REQUIRED WORK – Every record is to be printed exactly as written; pictures are to be omitted.

[[ DATA SHOWN open ]]

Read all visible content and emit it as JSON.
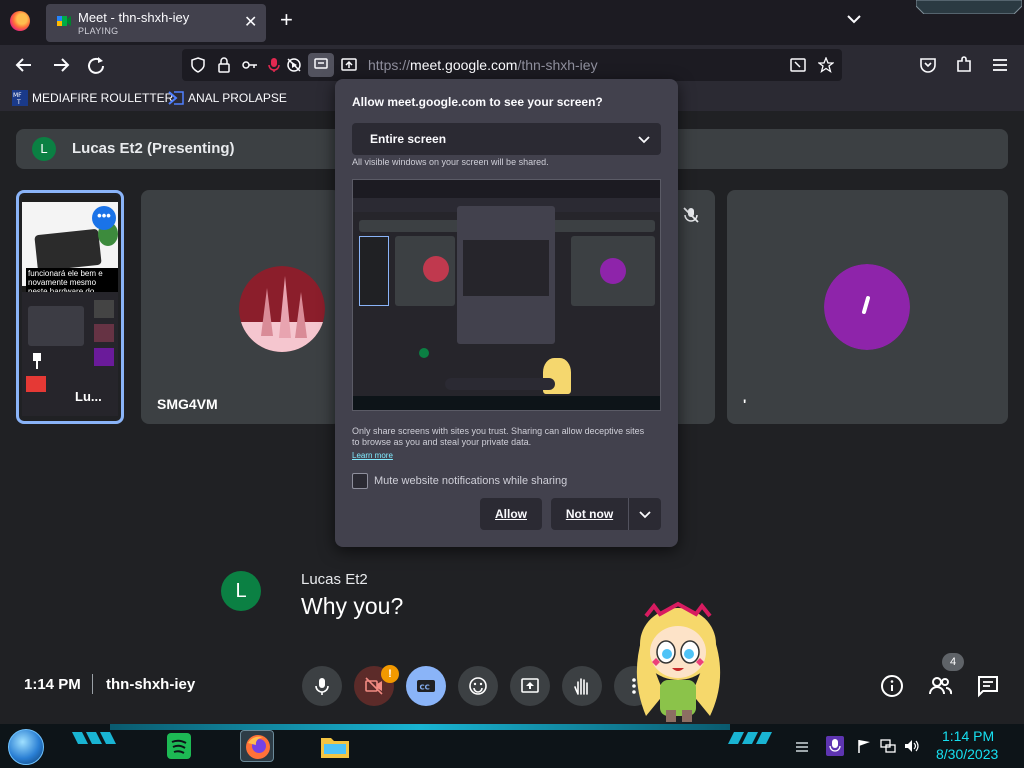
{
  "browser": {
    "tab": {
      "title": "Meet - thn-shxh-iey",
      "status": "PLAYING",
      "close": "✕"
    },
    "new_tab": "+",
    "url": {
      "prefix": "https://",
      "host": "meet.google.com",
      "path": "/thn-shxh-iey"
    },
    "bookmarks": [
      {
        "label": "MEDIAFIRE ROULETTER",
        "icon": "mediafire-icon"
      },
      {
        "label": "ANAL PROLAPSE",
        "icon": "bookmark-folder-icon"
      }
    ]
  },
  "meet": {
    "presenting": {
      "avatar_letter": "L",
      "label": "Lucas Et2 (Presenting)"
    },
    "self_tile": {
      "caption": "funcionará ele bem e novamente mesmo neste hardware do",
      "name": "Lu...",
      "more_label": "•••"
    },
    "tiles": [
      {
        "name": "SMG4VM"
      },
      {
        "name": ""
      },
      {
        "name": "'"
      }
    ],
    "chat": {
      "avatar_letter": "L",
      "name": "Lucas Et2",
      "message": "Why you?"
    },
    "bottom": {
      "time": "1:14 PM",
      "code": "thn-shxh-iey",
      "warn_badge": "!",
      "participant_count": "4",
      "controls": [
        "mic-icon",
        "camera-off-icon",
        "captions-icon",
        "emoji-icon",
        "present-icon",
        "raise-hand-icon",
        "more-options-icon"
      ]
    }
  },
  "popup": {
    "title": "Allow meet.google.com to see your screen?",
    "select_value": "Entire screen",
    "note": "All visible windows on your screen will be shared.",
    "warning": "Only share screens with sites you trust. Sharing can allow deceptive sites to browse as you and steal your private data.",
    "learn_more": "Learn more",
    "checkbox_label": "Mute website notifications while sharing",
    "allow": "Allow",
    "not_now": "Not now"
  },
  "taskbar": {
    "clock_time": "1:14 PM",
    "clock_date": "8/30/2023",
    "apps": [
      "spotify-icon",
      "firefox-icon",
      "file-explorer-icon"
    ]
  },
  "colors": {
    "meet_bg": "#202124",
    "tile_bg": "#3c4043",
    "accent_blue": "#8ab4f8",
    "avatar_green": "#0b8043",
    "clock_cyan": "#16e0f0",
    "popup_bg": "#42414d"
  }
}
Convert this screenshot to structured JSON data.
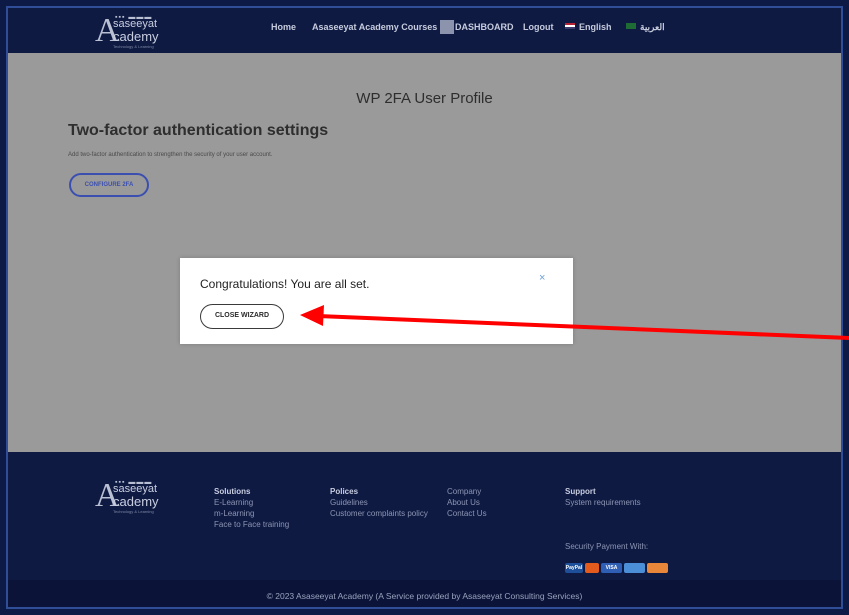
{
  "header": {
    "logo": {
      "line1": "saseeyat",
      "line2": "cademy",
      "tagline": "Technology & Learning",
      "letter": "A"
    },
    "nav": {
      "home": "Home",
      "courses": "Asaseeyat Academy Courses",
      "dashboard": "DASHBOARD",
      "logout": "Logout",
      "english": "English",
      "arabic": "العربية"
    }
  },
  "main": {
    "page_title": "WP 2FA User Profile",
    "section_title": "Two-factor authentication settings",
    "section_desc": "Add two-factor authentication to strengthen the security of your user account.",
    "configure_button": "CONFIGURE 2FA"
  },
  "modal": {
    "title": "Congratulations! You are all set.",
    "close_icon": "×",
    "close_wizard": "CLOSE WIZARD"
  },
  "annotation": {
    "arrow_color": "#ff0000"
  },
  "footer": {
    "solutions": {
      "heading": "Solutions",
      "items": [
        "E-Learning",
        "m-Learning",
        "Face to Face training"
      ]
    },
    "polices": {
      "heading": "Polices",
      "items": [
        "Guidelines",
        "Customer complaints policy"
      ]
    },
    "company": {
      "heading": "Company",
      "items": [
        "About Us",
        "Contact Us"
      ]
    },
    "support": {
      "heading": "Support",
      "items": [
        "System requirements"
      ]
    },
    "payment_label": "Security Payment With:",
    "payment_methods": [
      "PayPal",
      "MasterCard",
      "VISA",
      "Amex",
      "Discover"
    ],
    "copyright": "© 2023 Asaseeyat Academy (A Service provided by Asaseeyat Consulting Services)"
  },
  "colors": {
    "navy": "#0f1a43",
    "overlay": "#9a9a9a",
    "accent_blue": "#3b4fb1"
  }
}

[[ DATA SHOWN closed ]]

WRITTEN ANSWER –
Read all visible content and emit it as JSON.
{
  "browser": {
    "tab": {
      "title": "Meet - thn-shxh-iey",
      "status": "PLAYING",
      "close": "✕"
    },
    "new_tab": "+",
    "url": {
      "prefix": "https://",
      "host": "meet.google.com",
      "path": "/thn-shxh-iey"
    },
    "bookmarks": [
      {
        "label": "MEDIAFIRE ROULETTER",
        "icon": "mediafire-icon"
      },
      {
        "label": "ANAL PROLAPSE",
        "icon": "bookmark-folder-icon"
      }
    ]
  },
  "meet": {
    "presenting": {
      "avatar_letter": "L",
      "label": "Lucas Et2 (Presenting)"
    },
    "self_tile": {
      "caption": "funcionará ele bem e novamente mesmo neste hardware do",
      "name": "Lu...",
      "more_label": "•••"
    },
    "tiles": [
      {
        "name": "SMG4VM"
      },
      {
        "name": ""
      },
      {
        "name": "'"
      }
    ],
    "chat": {
      "avatar_letter": "L",
      "name": "Lucas Et2",
      "message": "Why you?"
    },
    "bottom": {
      "time": "1:14 PM",
      "code": "thn-shxh-iey",
      "warn_badge": "!",
      "participant_count": "4",
      "controls": [
        "mic-icon",
        "camera-off-icon",
        "captions-icon",
        "emoji-icon",
        "present-icon",
        "raise-hand-icon",
        "more-options-icon"
      ]
    }
  },
  "popup": {
    "title": "Allow meet.google.com to see your screen?",
    "select_value": "Entire screen",
    "note": "All visible windows on your screen will be shared.",
    "warning": "Only share screens with sites you trust. Sharing can allow deceptive sites to browse as you and steal your private data.",
    "learn_more": "Learn more",
    "checkbox_label": "Mute website notifications while sharing",
    "allow": "Allow",
    "not_now": "Not now"
  },
  "taskbar": {
    "clock_time": "1:14 PM",
    "clock_date": "8/30/2023",
    "apps": [
      "spotify-icon",
      "firefox-icon",
      "file-explorer-icon"
    ]
  },
  "colors": {
    "meet_bg": "#202124",
    "tile_bg": "#3c4043",
    "accent_blue": "#8ab4f8",
    "avatar_green": "#0b8043",
    "clock_cyan": "#16e0f0",
    "popup_bg": "#42414d"
  }
}
Convert this screenshot to structured JSON data.
{
  "header": {
    "logo": {
      "line1": "saseeyat",
      "line2": "cademy",
      "tagline": "Technology & Learning",
      "letter": "A"
    },
    "nav": {
      "home": "Home",
      "courses": "Asaseeyat Academy Courses",
      "dashboard": "DASHBOARD",
      "logout": "Logout",
      "english": "English",
      "arabic": "العربية"
    }
  },
  "main": {
    "page_title": "WP 2FA User Profile",
    "section_title": "Two-factor authentication settings",
    "section_desc": "Add two-factor authentication to strengthen the security of your user account.",
    "configure_button": "CONFIGURE 2FA"
  },
  "modal": {
    "title": "Congratulations! You are all set.",
    "close_icon": "×",
    "close_wizard": "CLOSE WIZARD"
  },
  "annotation": {
    "arrow_color": "#ff0000"
  },
  "footer": {
    "solutions": {
      "heading": "Solutions",
      "items": [
        "E-Learning",
        "m-Learning",
        "Face to Face training"
      ]
    },
    "polices": {
      "heading": "Polices",
      "items": [
        "Guidelines",
        "Customer complaints policy"
      ]
    },
    "company": {
      "heading": "Company",
      "items": [
        "About Us",
        "Contact Us"
      ]
    },
    "support": {
      "heading": "Support",
      "items": [
        "System requirements"
      ]
    },
    "payment_label": "Security Payment With:",
    "payment_methods": [
      "PayPal",
      "MasterCard",
      "VISA",
      "Amex",
      "Discover"
    ],
    "copyright": "© 2023 Asaseeyat Academy (A Service provided by Asaseeyat Consulting Services)"
  },
  "colors": {
    "navy": "#0f1a43",
    "overlay": "#9a9a9a",
    "accent_blue": "#3b4fb1"
  }
}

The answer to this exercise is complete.